Exercise description >> Print every record below exactly as it stands.

(Beginning of Data supplied)

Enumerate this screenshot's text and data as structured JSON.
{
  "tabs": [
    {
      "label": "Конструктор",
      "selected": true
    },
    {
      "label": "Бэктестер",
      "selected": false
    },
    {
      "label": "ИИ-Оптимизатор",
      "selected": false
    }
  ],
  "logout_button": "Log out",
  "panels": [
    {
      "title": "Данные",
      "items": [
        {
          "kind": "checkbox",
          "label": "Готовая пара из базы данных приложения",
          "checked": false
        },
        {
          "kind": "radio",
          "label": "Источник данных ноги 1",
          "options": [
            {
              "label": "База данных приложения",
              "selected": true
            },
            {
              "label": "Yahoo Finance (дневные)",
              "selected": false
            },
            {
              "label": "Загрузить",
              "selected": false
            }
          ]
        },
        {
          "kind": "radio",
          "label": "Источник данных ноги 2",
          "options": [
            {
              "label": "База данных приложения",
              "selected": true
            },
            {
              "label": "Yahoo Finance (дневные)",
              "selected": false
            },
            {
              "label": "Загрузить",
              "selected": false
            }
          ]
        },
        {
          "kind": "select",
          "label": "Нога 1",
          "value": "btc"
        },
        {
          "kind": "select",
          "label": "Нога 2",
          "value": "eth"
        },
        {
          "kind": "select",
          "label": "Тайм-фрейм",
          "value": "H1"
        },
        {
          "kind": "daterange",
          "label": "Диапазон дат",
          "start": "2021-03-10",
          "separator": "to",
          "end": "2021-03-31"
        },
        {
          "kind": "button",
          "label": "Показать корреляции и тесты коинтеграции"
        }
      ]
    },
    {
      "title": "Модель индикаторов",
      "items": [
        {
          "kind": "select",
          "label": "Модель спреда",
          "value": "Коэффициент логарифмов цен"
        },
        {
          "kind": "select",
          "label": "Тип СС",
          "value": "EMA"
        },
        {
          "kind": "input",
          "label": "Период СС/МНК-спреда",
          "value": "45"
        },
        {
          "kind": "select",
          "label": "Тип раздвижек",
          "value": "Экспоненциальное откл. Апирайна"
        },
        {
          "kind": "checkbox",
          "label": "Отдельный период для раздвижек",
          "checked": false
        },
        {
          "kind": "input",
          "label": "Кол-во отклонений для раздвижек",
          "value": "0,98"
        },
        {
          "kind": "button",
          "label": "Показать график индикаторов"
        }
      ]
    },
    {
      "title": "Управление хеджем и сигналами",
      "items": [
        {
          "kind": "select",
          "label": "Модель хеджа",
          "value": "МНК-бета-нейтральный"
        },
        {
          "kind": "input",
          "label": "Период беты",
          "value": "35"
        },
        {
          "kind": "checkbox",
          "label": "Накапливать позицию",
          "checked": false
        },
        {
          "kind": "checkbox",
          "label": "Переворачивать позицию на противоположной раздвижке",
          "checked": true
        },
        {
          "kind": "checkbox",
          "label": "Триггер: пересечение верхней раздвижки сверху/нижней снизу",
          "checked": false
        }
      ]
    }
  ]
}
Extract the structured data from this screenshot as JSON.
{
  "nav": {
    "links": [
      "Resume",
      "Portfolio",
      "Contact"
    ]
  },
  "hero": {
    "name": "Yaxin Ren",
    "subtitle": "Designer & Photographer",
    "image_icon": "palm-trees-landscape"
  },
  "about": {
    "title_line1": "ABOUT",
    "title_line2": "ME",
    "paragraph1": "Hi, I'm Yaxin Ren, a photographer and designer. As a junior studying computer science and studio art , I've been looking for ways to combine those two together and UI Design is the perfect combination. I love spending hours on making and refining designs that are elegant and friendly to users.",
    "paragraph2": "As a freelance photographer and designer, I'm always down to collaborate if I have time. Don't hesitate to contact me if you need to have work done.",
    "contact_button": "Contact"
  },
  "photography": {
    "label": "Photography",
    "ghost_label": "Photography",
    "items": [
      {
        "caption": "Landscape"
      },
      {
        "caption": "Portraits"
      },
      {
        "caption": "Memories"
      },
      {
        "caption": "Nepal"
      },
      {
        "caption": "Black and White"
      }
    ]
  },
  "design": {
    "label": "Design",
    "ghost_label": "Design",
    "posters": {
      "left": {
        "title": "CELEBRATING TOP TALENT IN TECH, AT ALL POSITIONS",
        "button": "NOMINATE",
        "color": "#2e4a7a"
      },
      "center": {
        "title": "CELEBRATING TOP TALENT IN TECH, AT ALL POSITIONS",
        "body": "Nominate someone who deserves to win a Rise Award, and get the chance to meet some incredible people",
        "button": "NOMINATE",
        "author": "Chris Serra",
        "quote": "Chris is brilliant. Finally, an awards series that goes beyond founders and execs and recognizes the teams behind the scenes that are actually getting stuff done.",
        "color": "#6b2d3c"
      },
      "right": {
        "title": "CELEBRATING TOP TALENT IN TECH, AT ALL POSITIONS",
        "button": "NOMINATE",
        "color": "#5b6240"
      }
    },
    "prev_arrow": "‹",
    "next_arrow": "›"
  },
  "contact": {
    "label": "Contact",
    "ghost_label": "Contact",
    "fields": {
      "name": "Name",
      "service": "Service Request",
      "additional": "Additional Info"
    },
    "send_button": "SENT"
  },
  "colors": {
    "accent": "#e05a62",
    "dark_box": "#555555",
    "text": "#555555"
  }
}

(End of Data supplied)

Reply >>
Enumerate this screenshot's text and data as structured JSON.
{
  "tabs": [
    {
      "label": "Конструктор",
      "selected": true
    },
    {
      "label": "Бэктестер",
      "selected": false
    },
    {
      "label": "ИИ-Оптимизатор",
      "selected": false
    }
  ],
  "logout_button": "Log out",
  "panels": [
    {
      "title": "Данные",
      "items": [
        {
          "kind": "checkbox",
          "label": "Готовая пара из базы данных приложения",
          "checked": false
        },
        {
          "kind": "radio",
          "label": "Источник данных ноги 1",
          "options": [
            {
              "label": "База данных приложения",
              "selected": true
            },
            {
              "label": "Yahoo Finance (дневные)",
              "selected": false
            },
            {
              "label": "Загрузить",
              "selected": false
            }
          ]
        },
        {
          "kind": "radio",
          "label": "Источник данных ноги 2",
          "options": [
            {
              "label": "База данных приложения",
              "selected": true
            },
            {
              "label": "Yahoo Finance (дневные)",
              "selected": false
            },
            {
              "label": "Загрузить",
              "selected": false
            }
          ]
        },
        {
          "kind": "select",
          "label": "Нога 1",
          "value": "btc"
        },
        {
          "kind": "select",
          "label": "Нога 2",
          "value": "eth"
        },
        {
          "kind": "select",
          "label": "Тайм-фрейм",
          "value": "H1"
        },
        {
          "kind": "daterange",
          "label": "Диапазон дат",
          "start": "2021-03-10",
          "separator": "to",
          "end": "2021-03-31"
        },
        {
          "kind": "button",
          "label": "Показать корреляции и тесты коинтеграции"
        }
      ]
    },
    {
      "title": "Модель индикаторов",
      "items": [
        {
          "kind": "select",
          "label": "Модель спреда",
          "value": "Коэффициент логарифмов цен"
        },
        {
          "kind": "select",
          "label": "Тип СС",
          "value": "EMA"
        },
        {
          "kind": "input",
          "label": "Период СС/МНК-спреда",
          "value": "45"
        },
        {
          "kind": "select",
          "label": "Тип раздвижек",
          "value": "Экспоненциальное откл. Апирайна"
        },
        {
          "kind": "checkbox",
          "label": "Отдельный период для раздвижек",
          "checked": false
        },
        {
          "kind": "input",
          "label": "Кол-во отклонений для раздвижек",
          "value": "0,98"
        },
        {
          "kind": "button",
          "label": "Показать график индикаторов"
        }
      ]
    },
    {
      "title": "Управление хеджем и сигналами",
      "items": [
        {
          "kind": "select",
          "label": "Модель хеджа",
          "value": "МНК-бета-нейтральный"
        },
        {
          "kind": "input",
          "label": "Период беты",
          "value": "35"
        },
        {
          "kind": "checkbox",
          "label": "Накапливать позицию",
          "checked": false
        },
        {
          "kind": "checkbox",
          "label": "Переворачивать позицию на противоположной раздвижке",
          "checked": true
        },
        {
          "kind": "checkbox",
          "label": "Триггер: пересечение верхней раздвижки сверху/нижней снизу",
          "checked": false
        }
      ]
    }
  ]
}
Extract the structured data from this screenshot as JSON.
{
  "nav": {
    "links": [
      "Resume",
      "Portfolio",
      "Contact"
    ]
  },
  "hero": {
    "name": "Yaxin Ren",
    "subtitle": "Designer & Photographer",
    "image_icon": "palm-trees-landscape"
  },
  "about": {
    "title_line1": "ABOUT",
    "title_line2": "ME",
    "paragraph1": "Hi, I'm Yaxin Ren, a photographer and designer. As a junior studying computer science and studio art , I've been looking for ways to combine those two together and UI Design is the perfect combination. I love spending hours on making and refining designs that are elegant and friendly to users.",
    "paragraph2": "As a freelance photographer and designer, I'm always down to collaborate if I have time. Don't hesitate to contact me if you need to have work done.",
    "contact_button": "Contact"
  },
  "photography": {
    "label": "Photography",
    "ghost_label": "Photography",
    "items": [
      {
        "caption": "Landscape"
      },
      {
        "caption": "Portraits"
      },
      {
        "caption": "Memories"
      },
      {
        "caption": "Nepal"
      },
      {
        "caption": "Black and White"
      }
    ]
  },
  "design": {
    "label": "Design",
    "ghost_label": "Design",
    "posters": {
      "left": {
        "title": "CELEBRATING TOP TALENT IN TECH, AT ALL POSITIONS",
        "button": "NOMINATE",
        "color": "#2e4a7a"
      },
      "center": {
        "title": "CELEBRATING TOP TALENT IN TECH, AT ALL POSITIONS",
        "body": "Nominate someone who deserves to win a Rise Award, and get the chance to meet some incredible people",
        "button": "NOMINATE",
        "author": "Chris Serra",
        "quote": "Chris is brilliant. Finally, an awards series that goes beyond founders and execs and recognizes the teams behind the scenes that are actually getting stuff done.",
        "color": "#6b2d3c"
      },
      "right": {
        "title": "CELEBRATING TOP TALENT IN TECH, AT ALL POSITIONS",
        "button": "NOMINATE",
        "color": "#5b6240"
      }
    },
    "prev_arrow": "‹",
    "next_arrow": "›"
  },
  "contact": {
    "label": "Contact",
    "ghost_label": "Contact",
    "fields": {
      "name": "Name",
      "service": "Service Request",
      "additional": "Additional Info"
    },
    "send_button": "SENT"
  },
  "colors": {
    "accent": "#e05a62",
    "dark_box": "#555555",
    "text": "#555555"
  }
}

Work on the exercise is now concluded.